All of the entries need to be copied character for character.

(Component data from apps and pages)
[Start of section]
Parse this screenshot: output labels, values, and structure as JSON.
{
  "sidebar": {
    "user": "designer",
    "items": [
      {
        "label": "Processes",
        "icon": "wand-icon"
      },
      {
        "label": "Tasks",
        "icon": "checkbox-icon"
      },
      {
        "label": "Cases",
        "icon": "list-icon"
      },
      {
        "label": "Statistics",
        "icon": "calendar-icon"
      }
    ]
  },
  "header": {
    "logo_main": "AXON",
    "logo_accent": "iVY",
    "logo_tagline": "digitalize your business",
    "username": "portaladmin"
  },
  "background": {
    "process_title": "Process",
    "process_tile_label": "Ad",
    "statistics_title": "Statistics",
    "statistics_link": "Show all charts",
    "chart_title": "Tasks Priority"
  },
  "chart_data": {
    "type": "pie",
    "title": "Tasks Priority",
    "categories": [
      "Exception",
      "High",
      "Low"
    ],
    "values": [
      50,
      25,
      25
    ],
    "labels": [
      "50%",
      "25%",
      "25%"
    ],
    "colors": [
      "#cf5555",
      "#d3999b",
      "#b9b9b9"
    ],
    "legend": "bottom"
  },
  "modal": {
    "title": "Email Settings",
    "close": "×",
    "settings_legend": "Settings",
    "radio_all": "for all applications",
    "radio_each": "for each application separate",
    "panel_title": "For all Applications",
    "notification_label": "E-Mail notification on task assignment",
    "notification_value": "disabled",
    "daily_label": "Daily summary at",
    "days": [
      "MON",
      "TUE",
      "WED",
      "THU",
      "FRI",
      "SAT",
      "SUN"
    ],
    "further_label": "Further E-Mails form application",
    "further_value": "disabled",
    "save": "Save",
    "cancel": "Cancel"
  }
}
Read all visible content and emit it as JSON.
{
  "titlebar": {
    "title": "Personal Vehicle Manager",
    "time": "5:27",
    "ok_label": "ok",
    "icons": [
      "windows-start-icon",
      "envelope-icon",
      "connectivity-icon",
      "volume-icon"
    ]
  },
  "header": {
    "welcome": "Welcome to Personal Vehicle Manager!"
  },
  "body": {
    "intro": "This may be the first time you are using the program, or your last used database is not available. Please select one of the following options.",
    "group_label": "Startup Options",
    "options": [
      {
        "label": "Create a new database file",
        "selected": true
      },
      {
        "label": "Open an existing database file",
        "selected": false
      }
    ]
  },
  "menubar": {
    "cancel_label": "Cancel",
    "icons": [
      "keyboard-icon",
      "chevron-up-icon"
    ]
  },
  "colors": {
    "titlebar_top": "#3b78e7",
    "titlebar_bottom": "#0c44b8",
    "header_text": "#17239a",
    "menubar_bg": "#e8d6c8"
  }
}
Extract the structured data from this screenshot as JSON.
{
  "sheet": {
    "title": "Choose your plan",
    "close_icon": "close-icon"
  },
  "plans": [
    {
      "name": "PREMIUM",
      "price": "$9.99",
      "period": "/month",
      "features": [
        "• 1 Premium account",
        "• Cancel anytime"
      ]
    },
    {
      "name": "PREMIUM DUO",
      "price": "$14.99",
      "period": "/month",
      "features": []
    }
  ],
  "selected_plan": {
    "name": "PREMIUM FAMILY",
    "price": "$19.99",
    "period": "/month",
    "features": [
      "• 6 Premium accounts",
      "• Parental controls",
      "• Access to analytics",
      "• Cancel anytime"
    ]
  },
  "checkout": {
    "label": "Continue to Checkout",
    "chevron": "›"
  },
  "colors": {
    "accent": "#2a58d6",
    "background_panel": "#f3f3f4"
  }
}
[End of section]
▸ SOLUTION FOR THIS PROBLEM:
Parse this screenshot: output labels, values, and structure as JSON.
{
  "sidebar": {
    "user": "designer",
    "items": [
      {
        "label": "Processes",
        "icon": "wand-icon"
      },
      {
        "label": "Tasks",
        "icon": "checkbox-icon"
      },
      {
        "label": "Cases",
        "icon": "list-icon"
      },
      {
        "label": "Statistics",
        "icon": "calendar-icon"
      }
    ]
  },
  "header": {
    "logo_main": "AXON",
    "logo_accent": "iVY",
    "logo_tagline": "digitalize your business",
    "username": "portaladmin"
  },
  "background": {
    "process_title": "Process",
    "process_tile_label": "Ad",
    "statistics_title": "Statistics",
    "statistics_link": "Show all charts",
    "chart_title": "Tasks Priority"
  },
  "chart_data": {
    "type": "pie",
    "title": "Tasks Priority",
    "categories": [
      "Exception",
      "High",
      "Low"
    ],
    "values": [
      50,
      25,
      25
    ],
    "labels": [
      "50%",
      "25%",
      "25%"
    ],
    "colors": [
      "#cf5555",
      "#d3999b",
      "#b9b9b9"
    ],
    "legend": "bottom"
  },
  "modal": {
    "title": "Email Settings",
    "close": "×",
    "settings_legend": "Settings",
    "radio_all": "for all applications",
    "radio_each": "for each application separate",
    "panel_title": "For all Applications",
    "notification_label": "E-Mail notification on task assignment",
    "notification_value": "disabled",
    "daily_label": "Daily summary at",
    "days": [
      "MON",
      "TUE",
      "WED",
      "THU",
      "FRI",
      "SAT",
      "SUN"
    ],
    "further_label": "Further E-Mails form application",
    "further_value": "disabled",
    "save": "Save",
    "cancel": "Cancel"
  }
}
Read all visible content and emit it as JSON.
{
  "titlebar": {
    "title": "Personal Vehicle Manager",
    "time": "5:27",
    "ok_label": "ok",
    "icons": [
      "windows-start-icon",
      "envelope-icon",
      "connectivity-icon",
      "volume-icon"
    ]
  },
  "header": {
    "welcome": "Welcome to Personal Vehicle Manager!"
  },
  "body": {
    "intro": "This may be the first time you are using the program, or your last used database is not available. Please select one of the following options.",
    "group_label": "Startup Options",
    "options": [
      {
        "label": "Create a new database file",
        "selected": true
      },
      {
        "label": "Open an existing database file",
        "selected": false
      }
    ]
  },
  "menubar": {
    "cancel_label": "Cancel",
    "icons": [
      "keyboard-icon",
      "chevron-up-icon"
    ]
  },
  "colors": {
    "titlebar_top": "#3b78e7",
    "titlebar_bottom": "#0c44b8",
    "header_text": "#17239a",
    "menubar_bg": "#e8d6c8"
  }
}
Extract the structured data from this screenshot as JSON.
{
  "sheet": {
    "title": "Choose your plan",
    "close_icon": "close-icon"
  },
  "plans": [
    {
      "name": "PREMIUM",
      "price": "$9.99",
      "period": "/month",
      "features": [
        "• 1 Premium account",
        "• Cancel anytime"
      ]
    },
    {
      "name": "PREMIUM DUO",
      "price": "$14.99",
      "period": "/month",
      "features": []
    }
  ],
  "selected_plan": {
    "name": "PREMIUM FAMILY",
    "price": "$19.99",
    "period": "/month",
    "features": [
      "• 6 Premium accounts",
      "• Parental controls",
      "• Access to analytics",
      "• Cancel anytime"
    ]
  },
  "checkout": {
    "label": "Continue to Checkout",
    "chevron": "›"
  },
  "colors": {
    "accent": "#2a58d6",
    "background_panel": "#f3f3f4"
  }
}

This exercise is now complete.